Ad Standards (the self-regulatory body for Canada’s advertising industry) recently released their Fall 2023 update to their Influencer Marketing Disclosure Guidelines. These Guidelines were initially released in 2018 and previously updated back in Fall 2020.
A copy of the 2023 Influencer Disclosure Guidelines can be found here.
Although the general substance of the Guidelines largely remain the same, in the most recent update, there are a few noteworthy changes. For example:
- The “Affiliate Marketing” section has been revised to clarify that using ‘#Ad’ may not be appropriate where an affiliate link is provided, and hashtags like ‘#CompanyPartner’ would be clearer.

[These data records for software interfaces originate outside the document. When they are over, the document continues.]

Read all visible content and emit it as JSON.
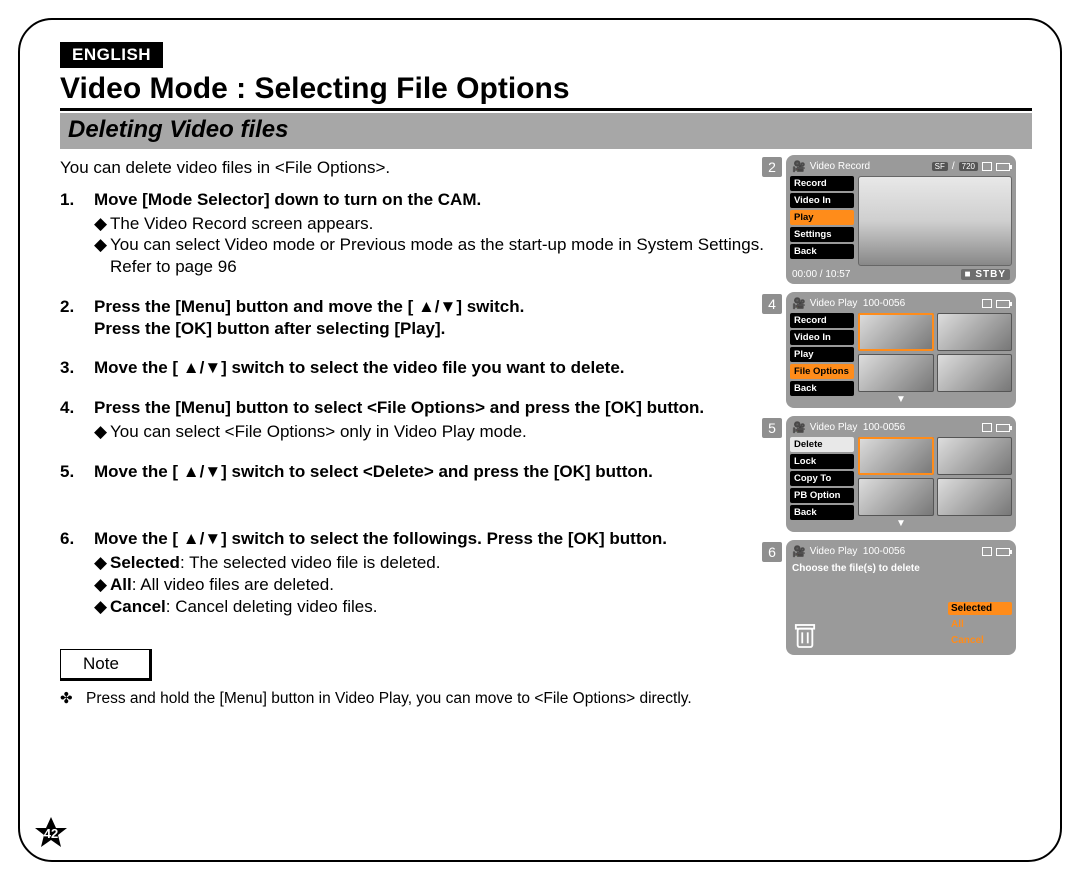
{
  "lang_tab": "ENGLISH",
  "title": "Video Mode : Selecting File Options",
  "subtitle": "Deleting Video files",
  "intro": "You can delete video files in <File Options>.",
  "steps": [
    {
      "num": "1.",
      "lead": "Move [Mode Selector] down to turn on the CAM.",
      "subs": [
        "The Video Record screen appears.",
        "You can select Video mode or Previous mode as the start-up mode in System Settings. Refer to page 96"
      ]
    },
    {
      "num": "2.",
      "lead": "Press the [Menu] button and move the [ ▲/▼] switch.\nPress the [OK] button after selecting [Play]."
    },
    {
      "num": "3.",
      "lead": "Move the [ ▲/▼] switch to select the video file you want to delete."
    },
    {
      "num": "4.",
      "lead": "Press the [Menu] button to select <File Options> and press the [OK] button.",
      "subs": [
        "You can select <File Options> only in Video Play mode."
      ]
    },
    {
      "num": "5.",
      "lead": "Move the [ ▲/▼] switch to select <Delete> and press the [OK] button."
    },
    {
      "num": "6.",
      "lead": "Move the [ ▲/▼] switch to select the followings. Press the [OK] button.",
      "rich_subs": [
        {
          "b": "Selected",
          "t": ": The selected video file is deleted."
        },
        {
          "b": "All",
          "t": ": All video files are deleted."
        },
        {
          "b": "Cancel",
          "t": ": Cancel deleting video files."
        }
      ]
    }
  ],
  "note_label": "Note",
  "note_text": "Press and hold the [Menu] button in Video Play, you can move to <File Options> directly.",
  "page_number": "42",
  "shots": {
    "s2": {
      "tag": "2",
      "title": "Video Record",
      "pills": [
        "SF",
        "720"
      ],
      "menu": [
        "Record",
        "Video In",
        "Play",
        "Settings",
        "Back"
      ],
      "selected": "Play",
      "time": "00:00 / 10:57",
      "status": "STBY"
    },
    "s4": {
      "tag": "4",
      "title": "Video Play",
      "file": "100-0056",
      "menu": [
        "Record",
        "Video In",
        "Play",
        "File Options",
        "Back"
      ],
      "selected": "File Options"
    },
    "s5": {
      "tag": "5",
      "title": "Video Play",
      "file": "100-0056",
      "menu": [
        "Delete",
        "Lock",
        "Copy To",
        "PB Option",
        "Back"
      ],
      "selected": "Delete"
    },
    "s6": {
      "tag": "6",
      "title": "Video Play",
      "file": "100-0056",
      "prompt": "Choose the file(s) to delete",
      "options": [
        "Selected",
        "All",
        "Cancel"
      ],
      "selected": "Selected"
    }
  }
}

- Instead of providing examples and best practices for disclosure based on specific popular social media platforms (i.e., TikTok, YouTube, Instagram, Snapchat, Twitter), the updated Guidelines provide specific examples and best practices for disclosure based on post type (i.e., static posts, character-limited posts, video posts, stories, blogs) with the stated goal to allow best practices to be more easily applied to emerging and new social media platforms as they arise.
Further, specific examples and best practices for the disclosure of Gifted Products as well as Events and Experiences were added to the Guidelines.
In the “Do I Need to Disclose?” section:
- Two examples related to the use of “Avatars” were added. In particular, if a company is paying to have an avatar influencer endorse their product, then disclosure is required, but if a company uses its own avatar on its own social media pages, then disclosure is not required.
- The “Gifted product” example has been revised to say that if an influencer posts about a gifted product, they need to disclose that the product is a gift even if it is not an endorsement.
- Although the example and guidance related to “Replies or direct messages to a ‘follower’” remains the same, the green circle checkmark symbol (representing a need for disclosure) has been replaced with a red circle X symbol (representing no need for disclosure).
- The “Code exception” example has now been renamed as “well-known partnerships”, and although the associated guidance remains the same, the red circle X symbol (representing no need for disclosure) has been replaced with a yellow circle exclamation symbol (representing “it depends” for disclosure).
Other changes include:
- In the Definitions section, the term “Endorser” has been added to be used interchangeably with the term “Influencer”.
- The “Do’s and Don’ts of Disclosure” section was updated to re-organize and better clarify some previous tips and explanations, such as in the context of gifted products and exclusive event invitations. Further, a tip to not use misspelled versions of disclosure (e.g., misspelled brand name hashtags) was added to the section.